Women and the Religious Life in Premodern Europe
Jo Ann Kay McNamara, The Catholic Historical Review
Women and the Religious Life in Premodern Europe. By Patricia Ranft. (New York: Saint Martin's Press. 1996. Pp. xvi, 159. $39.95.)
A hundred years ago, Lina Eckenstein published Women under Monasticism, 500-1500 (Cambridge University Press, 1896), which has remained the only available survey of medieval women's religious life in the Middle Ages in English. Patricia Ranft has now attempted a similar feat, adding two centuries on either end to her survey but reducing its content to a slender 150-page volume, emphasizing repeatedly that this is a "selective" history. She announces a triple purpose: (1)"to provide an accessible survey of the major events and places, interpretations and persons responsible for the various types of religious societies women have formed in the past"; (2) to make available the results of focused research in specific branches of the subject; (3) to remedy the deficit in women's religious history relative to that of men.
Eight chapters in roughly chronological order are subdivided into brief essays of one to five pages.The principle of selection is not always clear: capsule biographies dominate some chapters; others are geographically distributed; some feature varieties of religious life.To illustrate, Chapter 4,"The Fruits of the Monastic Revival," is subdivided into "New Orders" and "Other Options. "New Orders" is further subdivided into Fontevrault, the Order of the Paraclete, Premontre, Gilbertines, Cistercians; "Other Options" consists of unlabeled paragraphs on the military orders, Hildegard of Bingen, and Elisabeth ofSchonau. Chapter 5, "The Appeal of the Vita Apostolica," is subdivided into Unorthodox and Orthodox groups.
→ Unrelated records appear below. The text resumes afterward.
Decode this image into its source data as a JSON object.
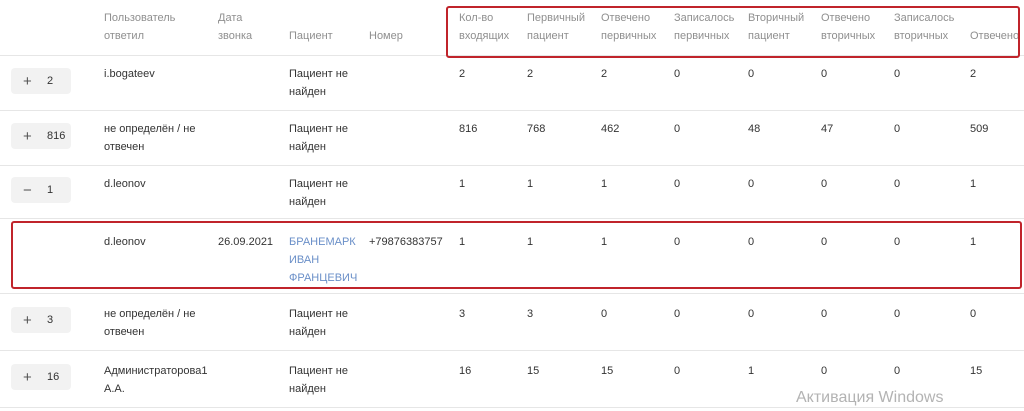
{
  "header": {
    "user_answered": "Пользователь\nответил",
    "call_date": "Дата\nзвонка",
    "patient": "Пациент",
    "number": "Номер",
    "incoming": "Кол-во\nвходящих",
    "primary_patient": "Первичный\nпациент",
    "answered_primary": "Отвечено\nпервичных",
    "booked_primary": "Записалось\nпервичных",
    "secondary_patient": "Вторичный\nпациент",
    "answered_secondary": "Отвечено\nвторичных",
    "booked_secondary": "Записалось\nвторичных",
    "answered": "Отвечено"
  },
  "rows": [
    {
      "expand_sign": "+",
      "count": "2",
      "user": "i.bogateev",
      "date": "",
      "patient": "Пациент не\nнайден",
      "number": "",
      "incoming": "2",
      "primary": "2",
      "answered_primary": "2",
      "booked_primary": "0",
      "secondary": "0",
      "answered_secondary": "0",
      "booked_secondary": "0",
      "answered": "2"
    },
    {
      "expand_sign": "+",
      "count": "816",
      "user": "не определён / не\nотвечен",
      "date": "",
      "patient": "Пациент не\nнайден",
      "number": "",
      "incoming": "816",
      "primary": "768",
      "answered_primary": "462",
      "booked_primary": "0",
      "secondary": "48",
      "answered_secondary": "47",
      "booked_secondary": "0",
      "answered": "509"
    },
    {
      "expand_sign": "−",
      "count": "1",
      "user": "d.leonov",
      "date": "",
      "patient": "Пациент не\nнайден",
      "number": "",
      "incoming": "1",
      "primary": "1",
      "answered_primary": "1",
      "booked_primary": "0",
      "secondary": "0",
      "answered_secondary": "0",
      "booked_secondary": "0",
      "answered": "1"
    },
    {
      "expand_sign": "",
      "count": "",
      "user": "d.leonov",
      "date": "26.09.2021",
      "patient": "БРАНЕМАРК\nИВАН\nФРАНЦЕВИЧ",
      "number": "+79876383757",
      "incoming": "1",
      "primary": "1",
      "answered_primary": "1",
      "booked_primary": "0",
      "secondary": "0",
      "answered_secondary": "0",
      "booked_secondary": "0",
      "answered": "1"
    },
    {
      "expand_sign": "+",
      "count": "3",
      "user": "не определён / не\nотвечен",
      "date": "",
      "patient": "Пациент не\nнайден",
      "number": "",
      "incoming": "3",
      "primary": "3",
      "answered_primary": "0",
      "booked_primary": "0",
      "secondary": "0",
      "answered_secondary": "0",
      "booked_secondary": "0",
      "answered": "0"
    },
    {
      "expand_sign": "+",
      "count": "16",
      "user": "Администраторова1\nА.А.",
      "date": "",
      "patient": "Пациент не\nнайден",
      "number": "",
      "incoming": "16",
      "primary": "15",
      "answered_primary": "15",
      "booked_primary": "0",
      "secondary": "1",
      "answered_secondary": "0",
      "booked_secondary": "0",
      "answered": "15"
    }
  ],
  "watermark": "Активация Windows",
  "colors": {
    "highlight": "#c0242b",
    "link": "#6a8fc8",
    "header_text": "#8f8f8f"
  }
}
The former contains a single subtitle, "Cathars and Waldensians," while the latter includes The Poor Ladies: Second Order of St. …